“Light can penetrate the dark, but the dark is powerless in light.”
What a pleasant surprise this book ended up being.
Initially, I was requested to review a PDF version, which has grown to be a huge red flag for me. Say what you will about the electronic future of media (though you should be prepared for my communistic views on DRM), but my experience has yielded little out and out success with books that are only available in that format. The lack of a concrete copy speaks of a lack of commitment on the part of the publisher and if the publisher doesn’t have faith in it, why the hell should I? Sure, it was an advance copy (the hard copies had not been printed yet) and, sure, Paul himself felt strongly enough about getting it reviewed that he sent me a printed version but I was still staring at 79 letter-sized pages in a plastic binder. As far as I was concerned, the best I had to hope for was the opportunity to be a snarky asshole in the review.
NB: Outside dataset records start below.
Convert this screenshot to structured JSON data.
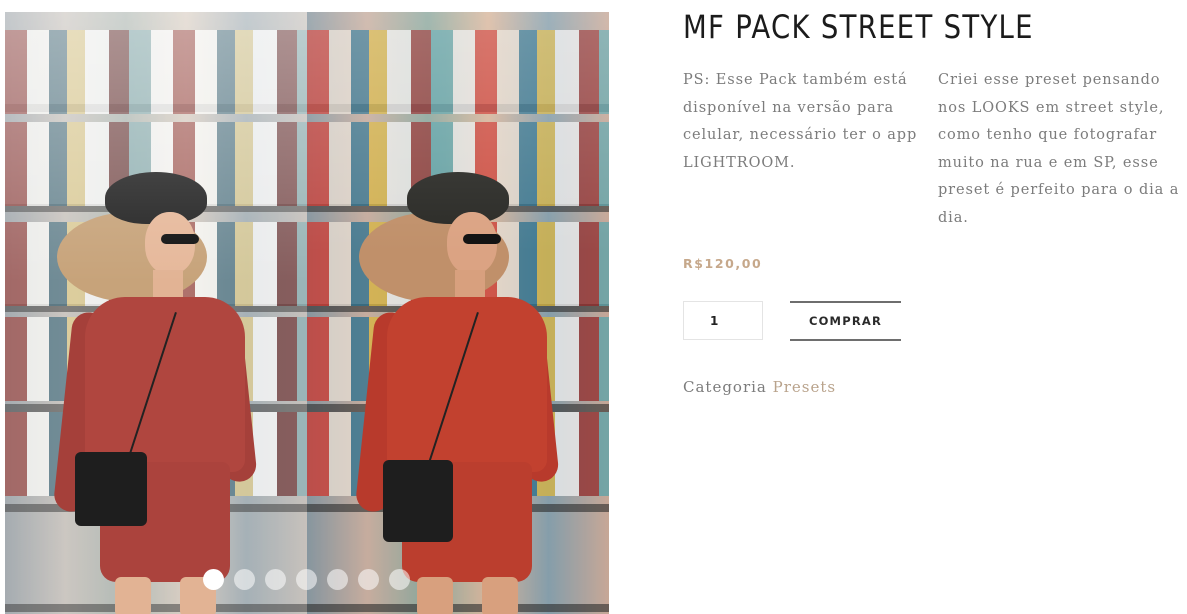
{
  "gallery": {
    "image_alt": "Woman in red outfit with black cap in front of magazine stand, before and after preset comparison",
    "dots_count": 7,
    "active_dot": 1
  },
  "product": {
    "title": "MF PACK STREET STYLE",
    "description_left": "PS: Esse Pack também está disponível na versão para celular, necessário ter o app LIGHTROOM.",
    "description_right": "Criei esse preset pensando nos LOOKS em street style, como tenho que fotografar muito na rua e em SP, esse preset é perfeito para o dia a dia.",
    "price": "R$120,00",
    "quantity": "1",
    "buy_label": "COMPRAR",
    "category_label": "Categoria",
    "category_link": "Presets"
  },
  "colors": {
    "price": "#c6a88b",
    "category_link": "#b9a38c",
    "text": "#7c7c7c",
    "title": "#1b1b1b"
  }
}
Then I started actually, you know, reading the damn thing.
First off, Paul put together one of the best prologues I have read in quite a while. It was gripping, powerful and had me damn near quaking with anticipation. Pulled from the simplest of situations: an eight year old boy, alone, in bed, in the dark, who is certain that something is in the room with him. All it took was somewhere around six to seven hundred words to have me doubting my d*ckish predisposition.
What we have here, my friends, is Lee Masterton, your average, everyday young guy. His long-time girl just dumped him, he can’t find a decent job and he’s stuck living with his parents. He is also inexplicably afraid of the dark. Or at least his fear is inexplicable until the night working security at a construction site. The night everything changed for him. The night he first caught sight of the things in the dark as well as the things in the light which fought them.
With my super-psychic abilities, I can sense your thoughts: oooh, another dark versus light story. Why not just name the sides “good” and “evil” and be done with the oversimplifying? I was thinking pretty much the same thing and was near to overflowing with spite and giggles once angels and demons were mentioned. The cover art, with its prominently placed crucifix, didn’t make it any better.
But I was still hooked. The story was flowing smoothly and damn if I hadn’t gotten to like Lee a bit. Something must be said for Paul’s effortless pacing and prose that generally flows like a nice, cool vanilla smoothie.
Then it happened again.
Paul managed to take all of my expectations and punch me in the face with them. I’m not a fan of stories that are based on a twist or shock moment, because they tend to come across as cheap and unnatural. The only time when they do work are those times that the twist is not central to the story. Sure, it should twist your perspective on prior events, but it shouldn’t dictate the entire affect of the tale. That is the case here. Paul does not misdirect the reader in order to hide the truth of the situation. Instead, they simply draw the conclusions many people would be likely to jump to in their place.
Yep, this is still a story of good versus evil and it does turn a bit old-school super-hero near the end. It doesn’t break any major structural or emotional walls and certainly did not blow my mind into little chunks. But it is incredibly entertaining and I enjoyed every minute of reading it.
That crow is mighty tasty if you put enough hot sauce on it.
Available from Thunderstorm Books